*Exercise objective*. Counting only the lines below that contain the word "every", what is the total? Give it with no other words.

*Given records*.
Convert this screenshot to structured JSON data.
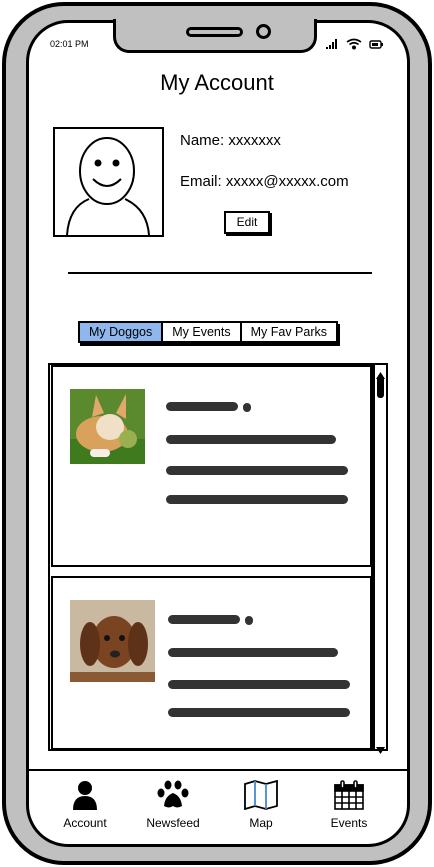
{
  "status_bar": {
    "time": "02:01 PM",
    "icons": [
      "signal-icon",
      "wifi-icon",
      "battery-icon"
    ]
  },
  "header": {
    "title": "My Account"
  },
  "profile": {
    "name_label": "Name: xxxxxxx",
    "email_label": "Email: xxxxx@xxxxx.com",
    "edit_label": "Edit",
    "avatar_icon": "smiley-person-icon"
  },
  "tabs": [
    {
      "label": "My Doggos",
      "active": true
    },
    {
      "label": "My Events",
      "active": false
    },
    {
      "label": "My Fav Parks",
      "active": false
    }
  ],
  "colors": {
    "active_tab": "#8fb7ee",
    "frame": "#c0c0c0"
  },
  "doggos": [
    {
      "image": "corgi-puppy-photo"
    },
    {
      "image": "dachshund-puppy-photo"
    }
  ],
  "bottom_nav": [
    {
      "label": "Account",
      "icon": "person-icon"
    },
    {
      "label": "Newsfeed",
      "icon": "paw-icon"
    },
    {
      "label": "Map",
      "icon": "map-icon"
    },
    {
      "label": "Events",
      "icon": "calendar-icon"
    }
  ]
}
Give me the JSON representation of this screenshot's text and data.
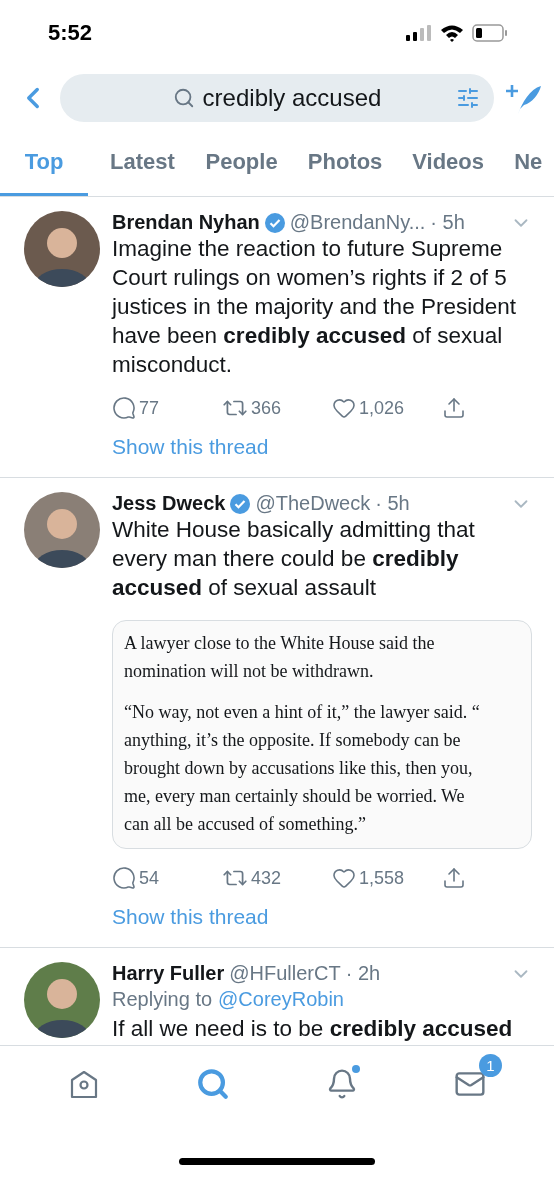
{
  "status_bar": {
    "time": "5:52"
  },
  "search": {
    "value": "credibly accused"
  },
  "tabs": [
    {
      "label": "Top",
      "selected": true
    },
    {
      "label": "Latest",
      "selected": false
    },
    {
      "label": "People",
      "selected": false
    },
    {
      "label": "Photos",
      "selected": false
    },
    {
      "label": "Videos",
      "selected": false
    },
    {
      "label": "Ne",
      "selected": false
    }
  ],
  "tweets": [
    {
      "name": "Brendan Nyhan",
      "verified": true,
      "handle": "@BrendanNy...",
      "time": "· 5h",
      "body": "Imagine the reaction to future Supreme Court rulings on women’s rights if 2 of 5 justices in the majority and the President have been **credibly accused** of sexual misconduct.",
      "stats": {
        "replies": "77",
        "retweets": "366",
        "likes": "1,026"
      },
      "show_thread": "Show this thread"
    },
    {
      "name": "Jess Dweck",
      "verified": true,
      "handle": "@TheDweck",
      "time": "· 5h",
      "body": "White House basically admitting that every man there could be **credibly accused** of sexual assault",
      "quote": {
        "paragraphs": [
          [
            "A lawyer close to the White House said the",
            "nomination will not be withdrawn."
          ],
          [
            "“No way, not even a hint of it,” the lawyer said. “",
            "anything, it’s the opposite. If somebody can be",
            "brought down by accusations like this, then you,",
            "me, every man certainly should be worried. We",
            "can all be accused of something.”"
          ]
        ]
      },
      "stats": {
        "replies": "54",
        "retweets": "432",
        "likes": "1,558"
      },
      "show_thread": "Show this thread"
    },
    {
      "name": "Harry Fuller",
      "verified": false,
      "handle": "@HFullerCT",
      "time": "· 2h",
      "replying_label": "Replying to",
      "replying_to": "@CoreyRobin",
      "body": "If all we need is to be **credibly accused**"
    }
  ],
  "bottom_nav": [
    {
      "kind": "home",
      "selected": false
    },
    {
      "kind": "search",
      "selected": true
    },
    {
      "kind": "notifications",
      "selected": false,
      "unread": true
    },
    {
      "kind": "messages",
      "selected": false,
      "badge": "1"
    }
  ]
}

*Written solution*. 2